A prominent Canadian steel analyst forecasts “some interesting and mostly positive signs” for the steel industry in 2014, and Essar Steel Algoma in particular.

A prominent Canadian steel analyst forecasts “some interesting and mostly positive signs” for the steel industry in 2014, and Essar Steel Algoma in particular.

Peter Warrian, a professor at the University of Toronto’s Munk Institute for International Studies, said this week that there were a couple of “wildcards” that could prove “an important piece of good news” for the Sault steelmaker.

Forecasted growth in non-residential construction, and a huge demand for new rail infrastructure could prove beneficial for Essar because of its plate-making capacity.

“I think the plate side will out-perform the general steel market,” Warrian said. “The same companies who produce plate for the non-residential market also do plate for rail cars, and that could lift things substantially.”

He noted that because of delays in the proposed Keystone pipeline, oil was being transported by rail.

“The number of rail cars shipping oil has gone from 4,000 to 400,000 in 18 months.”

New government safety standards are also driving the demand for new rail cars, he said.

Another promising trend for North American steel manufacturers is that in 2014 the demand for steel in China would lag behind the rest of the world for the first time in a decade.

“Steel growth in China this year will be three percent. The rest of the world will be 3.5 percent.”

China is reducing significantly its steelmaking capacity, as the government shifts its focus from infrastructure construction to more “consumer oriented” policies, Warrian said.

He cautioned, however, that when it comes to steel pricing in the marketplace the steel industry would continue to face “a real challenge” in 2014.

“I don’t have individual company books, but I do know the capacity utilization is bouncing between 76 and 77 percent as an industry average,” Warrian pointed out. “The importance of that is unless they increase the capacity utilization to between 81 and 83 percent they can’t get sustainable price increases.”

Capacity utilization is an economic indicator that refers to the relationship between actual production output and the potential output if capacity is fully used.

When market demand increases, both production and prices will rise, according to economists.

In its 2013 year-end financial summary, ESAI reported its five-year average capacity utilization (2008-2013) at 83 per cent, surpassing the steel industry average for that time period by 14 percent.

Warrian said, however, unless steelmaking capacity increases industry wide steel pricing would remain unstable this year.

“You see this pattern continuing where there are [steel] price increases and a few months later it slips back. I think that pattern is going to repeat itself. The volumes are reasonable, but there isn’t going to be much relief on the price side,” he said.

Individual companies may vary, Warrian said, but steelmakers generally “are still going to be struggling with cash”.
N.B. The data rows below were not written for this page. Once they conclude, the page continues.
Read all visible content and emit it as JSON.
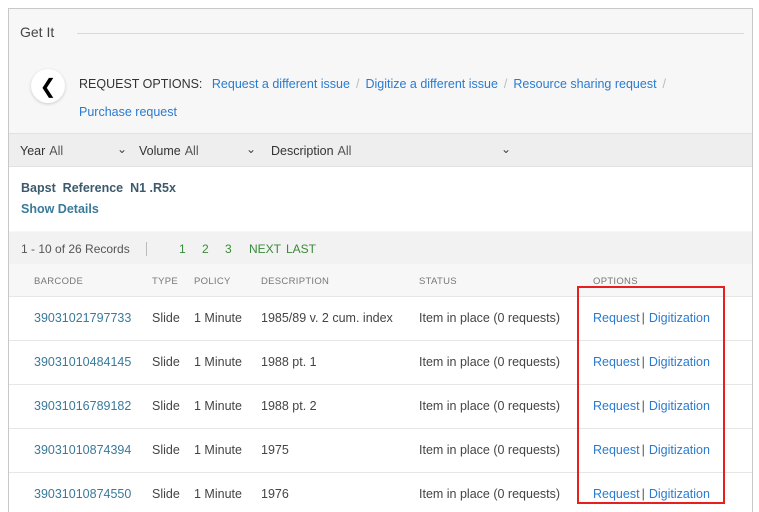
{
  "section": {
    "title": "Get It"
  },
  "request_options": {
    "label": "REQUEST OPTIONS:",
    "links": [
      "Request a different issue",
      "Digitize a different issue",
      "Resource sharing request",
      "Purchase request"
    ]
  },
  "filters": {
    "year": {
      "label": "Year",
      "value": "All"
    },
    "volume": {
      "label": "Volume",
      "value": "All"
    },
    "description": {
      "label": "Description",
      "value": "All"
    }
  },
  "location": {
    "name": "Bapst  Reference  N1 .R5x",
    "show_details": "Show Details"
  },
  "pager": {
    "count": "1 - 10 of 26 Records",
    "pages": [
      "1",
      "2",
      "3"
    ],
    "next": "NEXT",
    "last": "LAST"
  },
  "table": {
    "headers": [
      "BARCODE",
      "TYPE",
      "POLICY",
      "DESCRIPTION",
      "STATUS",
      "OPTIONS"
    ],
    "rows": [
      {
        "barcode": "39031021797733",
        "type": "Slide",
        "policy": "1 Minute",
        "description": "1985/89 v. 2 cum. index",
        "status": "Item in place (0 requests)",
        "request": "Request",
        "sep": "|",
        "digitization": "Digitization"
      },
      {
        "barcode": "39031010484145",
        "type": "Slide",
        "policy": "1 Minute",
        "description": "1988 pt. 1",
        "status": "Item in place (0 requests)",
        "request": "Request",
        "sep": "|",
        "digitization": "Digitization"
      },
      {
        "barcode": "39031016789182",
        "type": "Slide",
        "policy": "1 Minute",
        "description": "1988 pt. 2",
        "status": "Item in place (0 requests)",
        "request": "Request",
        "sep": "|",
        "digitization": "Digitization"
      },
      {
        "barcode": "39031010874394",
        "type": "Slide",
        "policy": "1 Minute",
        "description": "1975",
        "status": "Item in place (0 requests)",
        "request": "Request",
        "sep": "|",
        "digitization": "Digitization"
      },
      {
        "barcode": "39031010874550",
        "type": "Slide",
        "policy": "1 Minute",
        "description": "1976",
        "status": "Item in place (0 requests)",
        "request": "Request",
        "sep": "|",
        "digitization": "Digitization"
      }
    ]
  },
  "colors": {
    "link": "#2a7bd0",
    "highlight": "#e81f1f",
    "pager_link": "#3a8a3a"
  },
  "icons": {
    "back": "chevron-left-icon",
    "dropdown": "chevron-down-icon"
  }
}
“The volumes are going to creep up, but prices are going to remain a problem because they are still below the levels where companies can, on a sustained basis, be making money,” he said.
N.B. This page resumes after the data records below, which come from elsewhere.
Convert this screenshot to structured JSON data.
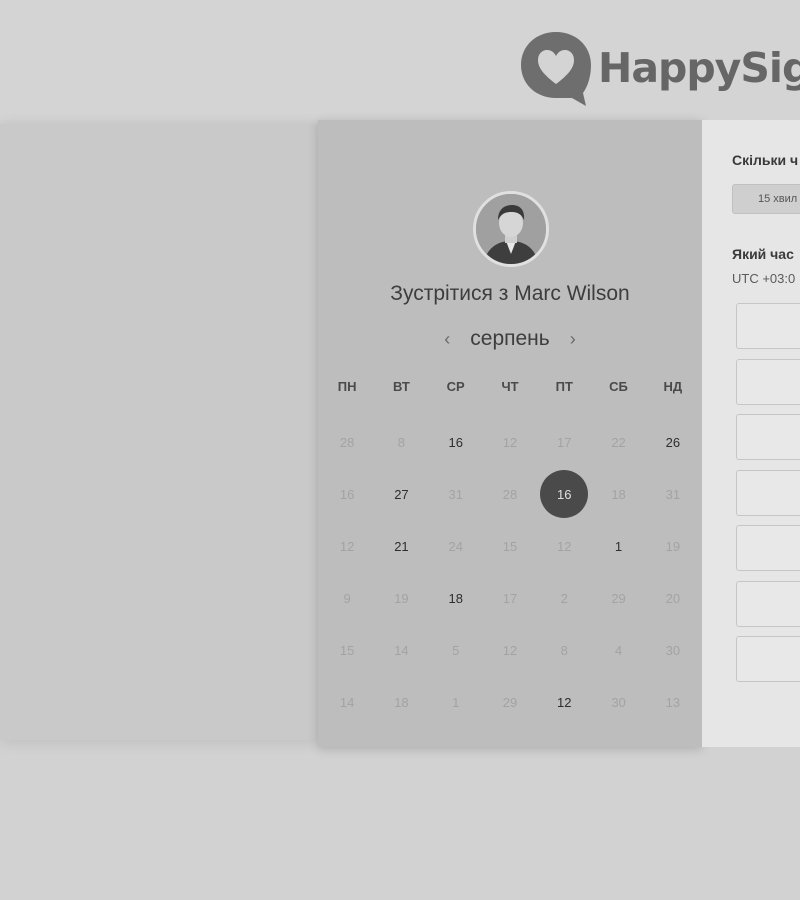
{
  "brand": {
    "name": "HappySig"
  },
  "scheduler": {
    "meet_with": "Зустрітися з Marc Wilson",
    "month": "серпень",
    "prev_arrow": "‹",
    "next_arrow": "›",
    "weekdays": [
      "ПН",
      "ВТ",
      "СР",
      "ЧТ",
      "ПТ",
      "СБ",
      "НД"
    ],
    "weeks": [
      [
        {
          "d": "28",
          "a": false
        },
        {
          "d": "8",
          "a": false
        },
        {
          "d": "16",
          "a": true
        },
        {
          "d": "12",
          "a": false
        },
        {
          "d": "17",
          "a": false
        },
        {
          "d": "22",
          "a": false
        },
        {
          "d": "26",
          "a": true
        }
      ],
      [
        {
          "d": "16",
          "a": false
        },
        {
          "d": "27",
          "a": true
        },
        {
          "d": "31",
          "a": false
        },
        {
          "d": "28",
          "a": false
        },
        {
          "d": "16",
          "a": true,
          "selected": true
        },
        {
          "d": "18",
          "a": false
        },
        {
          "d": "31",
          "a": false
        }
      ],
      [
        {
          "d": "12",
          "a": false
        },
        {
          "d": "21",
          "a": true
        },
        {
          "d": "24",
          "a": false
        },
        {
          "d": "15",
          "a": false
        },
        {
          "d": "12",
          "a": false
        },
        {
          "d": "1",
          "a": true
        },
        {
          "d": "19",
          "a": false
        }
      ],
      [
        {
          "d": "9",
          "a": false
        },
        {
          "d": "19",
          "a": false
        },
        {
          "d": "18",
          "a": true
        },
        {
          "d": "17",
          "a": false
        },
        {
          "d": "2",
          "a": false
        },
        {
          "d": "29",
          "a": false
        },
        {
          "d": "20",
          "a": false
        }
      ],
      [
        {
          "d": "15",
          "a": false
        },
        {
          "d": "14",
          "a": false
        },
        {
          "d": "5",
          "a": false
        },
        {
          "d": "12",
          "a": false
        },
        {
          "d": "8",
          "a": false
        },
        {
          "d": "4",
          "a": false
        },
        {
          "d": "30",
          "a": false
        }
      ],
      [
        {
          "d": "14",
          "a": false
        },
        {
          "d": "18",
          "a": false
        },
        {
          "d": "1",
          "a": false
        },
        {
          "d": "29",
          "a": false
        },
        {
          "d": "12",
          "a": true
        },
        {
          "d": "30",
          "a": false
        },
        {
          "d": "13",
          "a": false
        }
      ]
    ]
  },
  "right": {
    "duration_label": "Скільки ч",
    "duration_value": "15 хвил",
    "time_label": "Який час",
    "timezone": "UTC +03:0",
    "slots": [
      "",
      "",
      "",
      "",
      "",
      "",
      ""
    ]
  },
  "colors": {
    "selected_day": "#4a4a4a",
    "card_bg": "#bdbdbd"
  }
}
Warrian also said the lower Canadian dollar vis-a-vis its U.S. counterpart - hovering now about 90 cents - would likely be a “saw off” for Essar, although he admitted he did not have the company’s spreadsheets.

“The lower Canadian dollar makes Canadian export manufacturers more competitive, but on the other side, if you are importing raw materials from the U.S. and paying in their dollars, that is an added expense.”
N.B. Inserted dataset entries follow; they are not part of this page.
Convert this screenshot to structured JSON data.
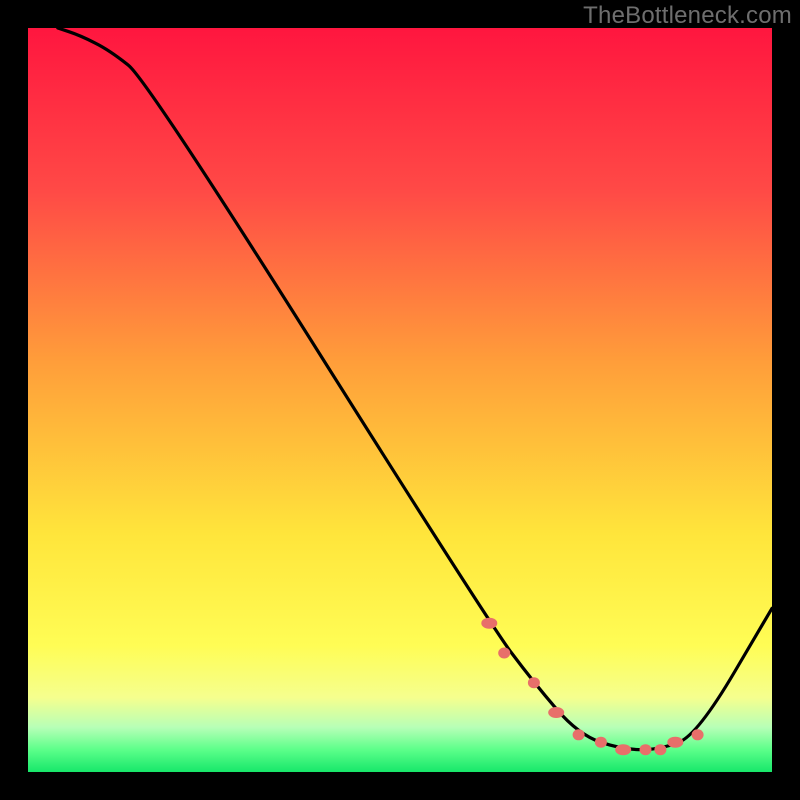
{
  "watermark": "TheBottleneck.com",
  "chart_data": {
    "type": "line",
    "title": "",
    "xlabel": "",
    "ylabel": "",
    "xlim": [
      0,
      100
    ],
    "ylim": [
      0,
      100
    ],
    "grid": false,
    "gradient_stops": [
      {
        "pct": 0,
        "color": "#ff163f"
      },
      {
        "pct": 22,
        "color": "#ff4a46"
      },
      {
        "pct": 45,
        "color": "#ff9e3a"
      },
      {
        "pct": 68,
        "color": "#ffe53b"
      },
      {
        "pct": 83,
        "color": "#fffd55"
      },
      {
        "pct": 90,
        "color": "#f5ff8e"
      },
      {
        "pct": 94,
        "color": "#b7ffb7"
      },
      {
        "pct": 97,
        "color": "#5cff8a"
      },
      {
        "pct": 100,
        "color": "#17e76a"
      }
    ],
    "series": [
      {
        "name": "bottleneck-curve",
        "x": [
          4,
          7,
          11,
          16,
          62,
          68,
          74,
          80,
          85,
          90,
          100
        ],
        "y": [
          100,
          99,
          97,
          93,
          20,
          12,
          5,
          3,
          3,
          5,
          22
        ]
      }
    ],
    "markers": {
      "name": "highlight-dots",
      "color": "#e86f6a",
      "x": [
        62,
        64,
        68,
        71,
        74,
        77,
        80,
        83,
        85,
        87,
        90
      ],
      "y": [
        20,
        16,
        12,
        8,
        5,
        4,
        3,
        3,
        3,
        4,
        5
      ]
    }
  }
}
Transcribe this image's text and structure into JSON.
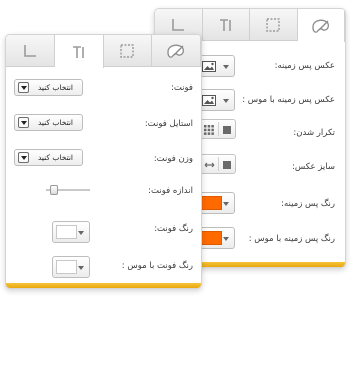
{
  "back_panel": {
    "tabs": [
      {
        "name": "tab-layout",
        "active": false
      },
      {
        "name": "tab-typography",
        "active": false
      },
      {
        "name": "tab-border",
        "active": false
      },
      {
        "name": "tab-color",
        "active": true
      }
    ],
    "rows": {
      "background_image": "عکس پس زمینه:",
      "background_image_hover": "عکس پس زمینه با موس :",
      "repeat": "تکرار شدن:",
      "image_size": "سایز عکس:",
      "background_color": "رنگ پس زمینه:",
      "background_color_hover": "رنگ پس زمینه با موس :"
    },
    "swatch_color": "#ff6a00"
  },
  "front_panel": {
    "tabs": [
      {
        "name": "tab-layout",
        "active": false
      },
      {
        "name": "tab-typography",
        "active": true
      },
      {
        "name": "tab-border",
        "active": false
      },
      {
        "name": "tab-color",
        "active": false
      }
    ],
    "font_label": "فونت:",
    "font_value": "انتخاب کنید",
    "font_style_label": "استایل فونت:",
    "font_style_value": "انتخاب کنید",
    "font_weight_label": "وزن فونت:",
    "font_weight_value": "انتخاب کنید",
    "font_size_label": "اندازه فونت:",
    "font_size_level": 0.1,
    "font_color_label": "رنگ فونت:",
    "font_color_hover_label": "رنگ فونت با موس :",
    "font_swatch_color": "#ffffff"
  },
  "accent_color": "#f0b42a"
}
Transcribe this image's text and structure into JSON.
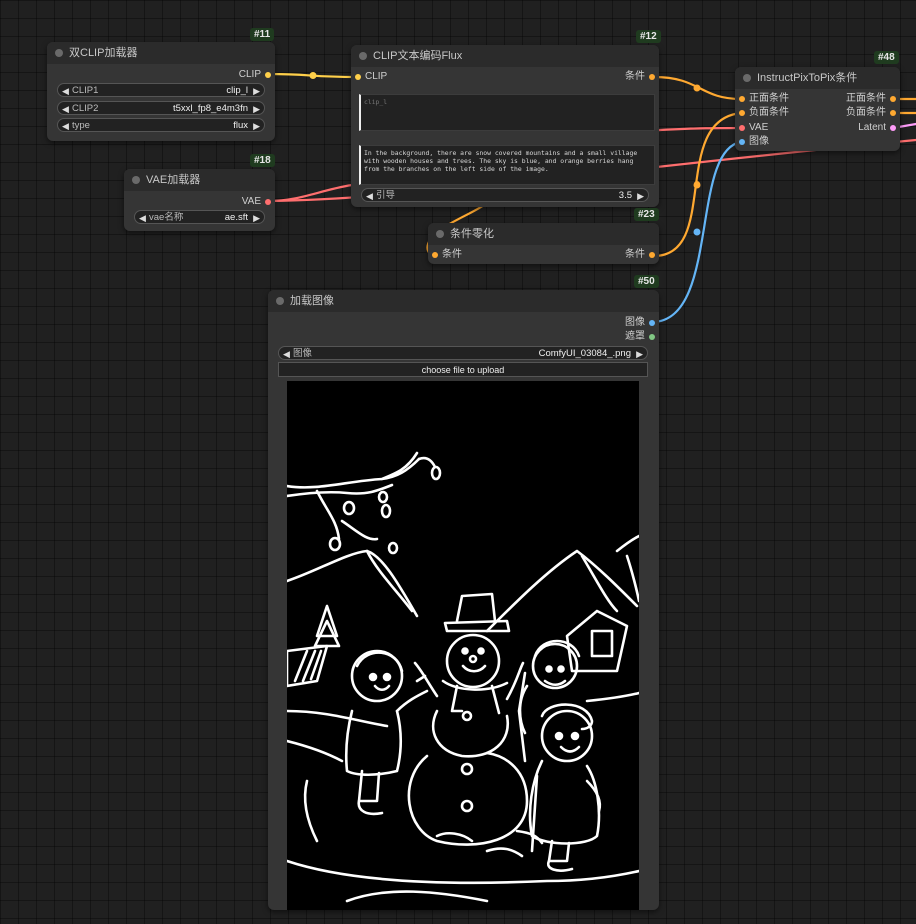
{
  "colors": {
    "clip": "#ffd04a",
    "conditioning": "#ffa931",
    "vae": "#ff6e6e",
    "image": "#64b5f6",
    "mask": "#81c784",
    "latent": "#ff9cf9"
  },
  "nodes": {
    "dual_clip_loader": {
      "id": "#11",
      "title": "双CLIP加载器",
      "output_clip": "CLIP",
      "widgets": [
        {
          "label": "CLIP1",
          "value": "clip_l"
        },
        {
          "label": "CLIP2",
          "value": "t5xxl_fp8_e4m3fn"
        },
        {
          "label": "type",
          "value": "flux"
        }
      ]
    },
    "vae_loader": {
      "id": "#18",
      "title": "VAE加载器",
      "output_vae": "VAE",
      "widget": {
        "label": "vae名称",
        "value": "ae.sft"
      }
    },
    "clip_text_encode_flux": {
      "id": "#12",
      "title": "CLIP文本编码Flux",
      "input_clip": "CLIP",
      "output_conditioning": "条件",
      "clip_l_placeholder": "clip_l",
      "t5xxl_text": "In the background, there are snow covered mountains and a small village with wooden houses and trees. The sky is blue, and orange berries hang from the branches on the left side of the image.",
      "guidance": {
        "label": "引导",
        "value": "3.5"
      }
    },
    "conditioning_zero_out": {
      "id": "#23",
      "title": "条件零化",
      "input": "条件",
      "output": "条件"
    },
    "instruct_pix2pix": {
      "id": "#48",
      "title": "InstructPixToPix条件",
      "inputs": [
        "正面条件",
        "负面条件",
        "VAE",
        "图像"
      ],
      "outputs": [
        "正面条件",
        "负面条件",
        "Latent"
      ]
    },
    "load_image": {
      "id": "#50",
      "title": "加载图像",
      "outputs": [
        "图像",
        "遮罩"
      ],
      "widget": {
        "label": "图像",
        "value": "ComfyUI_03084_.png"
      },
      "upload_label": "choose file to upload"
    }
  }
}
Warrian noted that steelmakers like Essar have to import a lot of iron ore, coke and scrap from the U.S. and pay in U.S. currency, and that would be a pressure point.

The crisis in the Ukraine and Crimea also could have a ripple effect on North American steelmakers, if it ends up in economic sanctions and pushes European countries back into recession, he said.

“Nobody has a crystal ball, but if the situation gets too out of hand in the Ukraine, you could have a script for a recession in Europe that will affect everybody,” he said. has sent questions to Essar Steel Algoma related to Warrian’s analysis, but has not yet received a response.